What needs to be done:
Determine how many lines of the listing below hold the string "back". Reply only with the number.

Available data:
———

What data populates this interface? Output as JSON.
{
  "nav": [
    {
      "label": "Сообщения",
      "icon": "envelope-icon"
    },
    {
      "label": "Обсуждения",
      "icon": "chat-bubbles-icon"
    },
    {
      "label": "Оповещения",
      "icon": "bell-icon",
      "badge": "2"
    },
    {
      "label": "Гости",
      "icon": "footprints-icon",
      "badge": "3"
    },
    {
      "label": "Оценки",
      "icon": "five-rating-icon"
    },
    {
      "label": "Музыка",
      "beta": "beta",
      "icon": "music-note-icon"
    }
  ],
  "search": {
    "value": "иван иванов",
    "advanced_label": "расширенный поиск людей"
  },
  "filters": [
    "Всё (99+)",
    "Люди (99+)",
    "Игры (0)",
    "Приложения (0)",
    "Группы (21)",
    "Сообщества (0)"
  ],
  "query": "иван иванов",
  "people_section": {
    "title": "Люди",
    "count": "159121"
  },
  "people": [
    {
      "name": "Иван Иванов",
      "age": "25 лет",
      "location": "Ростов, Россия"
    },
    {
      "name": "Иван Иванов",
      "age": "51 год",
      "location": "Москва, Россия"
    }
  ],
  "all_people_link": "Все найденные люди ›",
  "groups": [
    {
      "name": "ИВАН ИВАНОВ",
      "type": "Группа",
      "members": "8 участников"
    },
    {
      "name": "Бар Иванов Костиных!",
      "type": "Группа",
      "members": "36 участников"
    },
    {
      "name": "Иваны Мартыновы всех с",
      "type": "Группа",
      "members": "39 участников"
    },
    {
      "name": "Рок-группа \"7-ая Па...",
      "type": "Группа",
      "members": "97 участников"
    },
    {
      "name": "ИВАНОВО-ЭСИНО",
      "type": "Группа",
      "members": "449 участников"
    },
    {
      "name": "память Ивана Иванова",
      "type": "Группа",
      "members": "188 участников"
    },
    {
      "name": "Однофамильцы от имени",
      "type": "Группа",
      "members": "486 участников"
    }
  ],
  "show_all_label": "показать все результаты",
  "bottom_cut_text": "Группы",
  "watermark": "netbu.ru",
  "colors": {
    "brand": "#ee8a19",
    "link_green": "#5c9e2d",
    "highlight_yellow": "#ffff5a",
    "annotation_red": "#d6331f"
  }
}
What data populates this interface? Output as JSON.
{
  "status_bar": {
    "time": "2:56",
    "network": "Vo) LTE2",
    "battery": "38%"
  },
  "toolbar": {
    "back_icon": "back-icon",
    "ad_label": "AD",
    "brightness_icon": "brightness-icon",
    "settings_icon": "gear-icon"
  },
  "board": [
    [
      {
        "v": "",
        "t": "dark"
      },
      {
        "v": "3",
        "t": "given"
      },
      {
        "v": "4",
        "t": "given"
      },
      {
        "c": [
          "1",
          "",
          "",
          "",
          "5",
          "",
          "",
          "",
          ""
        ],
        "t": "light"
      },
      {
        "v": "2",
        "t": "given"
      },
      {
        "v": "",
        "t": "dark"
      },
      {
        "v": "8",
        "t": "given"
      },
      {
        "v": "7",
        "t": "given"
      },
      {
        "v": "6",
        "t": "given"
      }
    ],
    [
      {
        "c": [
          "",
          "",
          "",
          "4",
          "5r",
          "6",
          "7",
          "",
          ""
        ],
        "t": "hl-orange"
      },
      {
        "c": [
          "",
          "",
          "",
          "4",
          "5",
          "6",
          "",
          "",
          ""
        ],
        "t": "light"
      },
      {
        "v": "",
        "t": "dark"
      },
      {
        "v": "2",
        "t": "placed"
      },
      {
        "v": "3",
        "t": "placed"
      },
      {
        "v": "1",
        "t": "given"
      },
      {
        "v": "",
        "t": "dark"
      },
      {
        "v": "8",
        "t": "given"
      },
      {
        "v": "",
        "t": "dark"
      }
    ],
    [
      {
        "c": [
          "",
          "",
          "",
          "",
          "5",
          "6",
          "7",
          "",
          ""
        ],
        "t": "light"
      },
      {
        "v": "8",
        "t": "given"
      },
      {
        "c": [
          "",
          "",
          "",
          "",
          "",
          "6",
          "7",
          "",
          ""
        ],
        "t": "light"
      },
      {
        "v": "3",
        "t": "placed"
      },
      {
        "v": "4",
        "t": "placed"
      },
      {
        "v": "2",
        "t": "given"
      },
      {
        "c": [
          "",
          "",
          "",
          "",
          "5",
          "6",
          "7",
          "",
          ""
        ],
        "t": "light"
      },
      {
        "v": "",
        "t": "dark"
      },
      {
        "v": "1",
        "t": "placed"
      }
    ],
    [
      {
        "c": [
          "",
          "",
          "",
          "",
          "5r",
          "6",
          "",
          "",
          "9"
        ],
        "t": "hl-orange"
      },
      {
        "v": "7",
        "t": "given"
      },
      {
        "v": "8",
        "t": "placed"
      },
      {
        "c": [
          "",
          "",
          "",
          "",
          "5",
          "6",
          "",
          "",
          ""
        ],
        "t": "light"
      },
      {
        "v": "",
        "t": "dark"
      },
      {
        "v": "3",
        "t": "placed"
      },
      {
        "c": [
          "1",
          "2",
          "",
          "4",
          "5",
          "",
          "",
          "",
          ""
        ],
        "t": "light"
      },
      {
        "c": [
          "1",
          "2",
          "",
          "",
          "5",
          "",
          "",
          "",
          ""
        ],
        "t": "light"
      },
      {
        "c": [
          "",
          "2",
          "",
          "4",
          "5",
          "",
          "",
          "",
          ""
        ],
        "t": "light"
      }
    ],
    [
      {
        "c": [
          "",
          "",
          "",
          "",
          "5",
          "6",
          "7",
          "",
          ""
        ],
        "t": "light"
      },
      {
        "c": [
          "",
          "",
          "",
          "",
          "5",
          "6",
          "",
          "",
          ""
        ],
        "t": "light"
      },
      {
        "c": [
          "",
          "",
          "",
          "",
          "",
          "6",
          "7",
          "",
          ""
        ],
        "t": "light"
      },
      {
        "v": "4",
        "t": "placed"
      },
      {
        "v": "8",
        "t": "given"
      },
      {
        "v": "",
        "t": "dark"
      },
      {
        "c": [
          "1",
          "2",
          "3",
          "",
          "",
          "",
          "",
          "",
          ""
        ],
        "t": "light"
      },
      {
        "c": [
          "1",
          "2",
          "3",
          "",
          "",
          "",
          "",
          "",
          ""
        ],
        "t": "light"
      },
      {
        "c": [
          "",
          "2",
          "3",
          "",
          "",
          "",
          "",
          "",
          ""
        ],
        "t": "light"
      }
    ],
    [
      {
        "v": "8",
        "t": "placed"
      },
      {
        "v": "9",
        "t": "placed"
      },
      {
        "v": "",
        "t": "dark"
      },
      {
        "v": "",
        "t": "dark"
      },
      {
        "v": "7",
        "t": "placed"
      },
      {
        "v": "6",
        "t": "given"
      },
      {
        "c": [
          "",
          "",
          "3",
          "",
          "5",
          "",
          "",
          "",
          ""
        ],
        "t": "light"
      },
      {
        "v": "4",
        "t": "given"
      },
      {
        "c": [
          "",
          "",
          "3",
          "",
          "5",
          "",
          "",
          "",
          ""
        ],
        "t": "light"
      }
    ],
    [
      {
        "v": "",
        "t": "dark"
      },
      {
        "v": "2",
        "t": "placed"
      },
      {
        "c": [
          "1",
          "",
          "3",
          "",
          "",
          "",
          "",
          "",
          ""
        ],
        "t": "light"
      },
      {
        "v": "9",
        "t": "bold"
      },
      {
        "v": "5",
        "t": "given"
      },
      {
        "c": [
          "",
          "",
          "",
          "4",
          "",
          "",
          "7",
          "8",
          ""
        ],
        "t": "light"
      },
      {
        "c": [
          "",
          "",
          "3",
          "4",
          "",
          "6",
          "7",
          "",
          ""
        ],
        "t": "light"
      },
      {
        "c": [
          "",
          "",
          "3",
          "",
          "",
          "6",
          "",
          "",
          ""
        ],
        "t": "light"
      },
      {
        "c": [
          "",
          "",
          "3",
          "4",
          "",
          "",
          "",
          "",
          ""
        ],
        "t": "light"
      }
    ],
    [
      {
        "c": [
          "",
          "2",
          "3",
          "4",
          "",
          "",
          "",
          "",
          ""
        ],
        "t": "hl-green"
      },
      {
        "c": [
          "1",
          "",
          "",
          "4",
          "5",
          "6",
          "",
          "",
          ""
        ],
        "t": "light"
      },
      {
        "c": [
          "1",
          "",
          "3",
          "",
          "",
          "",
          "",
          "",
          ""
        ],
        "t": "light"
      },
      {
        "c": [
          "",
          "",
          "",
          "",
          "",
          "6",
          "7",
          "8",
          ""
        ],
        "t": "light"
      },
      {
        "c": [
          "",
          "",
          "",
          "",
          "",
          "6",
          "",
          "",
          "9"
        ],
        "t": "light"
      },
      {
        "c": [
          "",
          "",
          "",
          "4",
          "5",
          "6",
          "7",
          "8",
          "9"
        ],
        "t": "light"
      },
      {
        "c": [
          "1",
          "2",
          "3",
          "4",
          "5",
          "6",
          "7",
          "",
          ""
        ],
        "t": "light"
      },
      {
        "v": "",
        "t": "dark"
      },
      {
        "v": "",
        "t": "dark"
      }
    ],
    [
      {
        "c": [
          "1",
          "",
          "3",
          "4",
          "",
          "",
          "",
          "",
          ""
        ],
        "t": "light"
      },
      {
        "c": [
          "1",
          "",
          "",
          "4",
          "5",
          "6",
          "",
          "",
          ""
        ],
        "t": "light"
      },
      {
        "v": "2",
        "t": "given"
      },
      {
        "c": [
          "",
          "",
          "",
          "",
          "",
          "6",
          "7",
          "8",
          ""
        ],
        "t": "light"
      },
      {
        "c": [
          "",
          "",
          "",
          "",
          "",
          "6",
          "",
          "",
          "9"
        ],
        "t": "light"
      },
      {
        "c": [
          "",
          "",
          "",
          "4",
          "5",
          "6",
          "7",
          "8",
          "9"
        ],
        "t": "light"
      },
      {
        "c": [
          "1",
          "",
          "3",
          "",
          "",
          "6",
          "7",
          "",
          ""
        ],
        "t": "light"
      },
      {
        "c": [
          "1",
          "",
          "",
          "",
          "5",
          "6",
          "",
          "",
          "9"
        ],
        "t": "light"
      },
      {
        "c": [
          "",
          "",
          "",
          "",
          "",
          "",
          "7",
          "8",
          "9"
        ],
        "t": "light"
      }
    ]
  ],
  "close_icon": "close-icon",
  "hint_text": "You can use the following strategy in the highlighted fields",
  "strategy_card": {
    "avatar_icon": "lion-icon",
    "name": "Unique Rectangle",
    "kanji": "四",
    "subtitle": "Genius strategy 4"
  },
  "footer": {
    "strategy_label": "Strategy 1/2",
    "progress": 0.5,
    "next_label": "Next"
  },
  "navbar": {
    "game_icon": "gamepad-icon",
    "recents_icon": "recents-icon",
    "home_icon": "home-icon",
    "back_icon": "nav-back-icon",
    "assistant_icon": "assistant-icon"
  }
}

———

Exercise output:
2